++++ Material provided ++++
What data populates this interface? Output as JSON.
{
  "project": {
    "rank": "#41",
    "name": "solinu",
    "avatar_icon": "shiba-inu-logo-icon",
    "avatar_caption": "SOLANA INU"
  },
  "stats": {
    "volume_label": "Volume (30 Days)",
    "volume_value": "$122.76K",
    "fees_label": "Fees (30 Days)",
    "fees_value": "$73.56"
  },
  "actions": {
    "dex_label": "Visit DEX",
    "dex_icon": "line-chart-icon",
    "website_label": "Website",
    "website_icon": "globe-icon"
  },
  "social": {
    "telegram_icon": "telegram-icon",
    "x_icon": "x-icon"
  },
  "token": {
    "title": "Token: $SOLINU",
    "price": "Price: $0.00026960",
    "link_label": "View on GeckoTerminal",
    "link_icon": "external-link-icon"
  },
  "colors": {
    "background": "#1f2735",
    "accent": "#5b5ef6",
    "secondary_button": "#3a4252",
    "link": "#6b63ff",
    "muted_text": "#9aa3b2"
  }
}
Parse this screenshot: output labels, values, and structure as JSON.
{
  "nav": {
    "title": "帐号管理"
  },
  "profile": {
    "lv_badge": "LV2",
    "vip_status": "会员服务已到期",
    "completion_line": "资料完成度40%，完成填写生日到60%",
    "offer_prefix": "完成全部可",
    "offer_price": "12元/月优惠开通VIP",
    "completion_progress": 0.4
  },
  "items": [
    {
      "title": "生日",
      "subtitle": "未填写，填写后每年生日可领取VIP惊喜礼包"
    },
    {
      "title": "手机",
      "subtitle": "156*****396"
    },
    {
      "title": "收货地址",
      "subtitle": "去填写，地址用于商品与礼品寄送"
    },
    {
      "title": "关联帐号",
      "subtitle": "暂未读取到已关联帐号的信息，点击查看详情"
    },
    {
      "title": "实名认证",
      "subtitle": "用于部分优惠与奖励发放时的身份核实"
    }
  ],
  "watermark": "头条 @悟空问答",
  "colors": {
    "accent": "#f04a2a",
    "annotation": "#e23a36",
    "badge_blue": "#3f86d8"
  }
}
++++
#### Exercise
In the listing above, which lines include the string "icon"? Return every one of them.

#### Reply
    "avatar_icon": "shiba-inu-logo-icon",
    "dex_icon": "line-chart-icon",
    "website_icon": "globe-icon"
    "telegram_icon": "telegram-icon",
    "x_icon": "x-icon"
    "link_icon": "external-link-icon"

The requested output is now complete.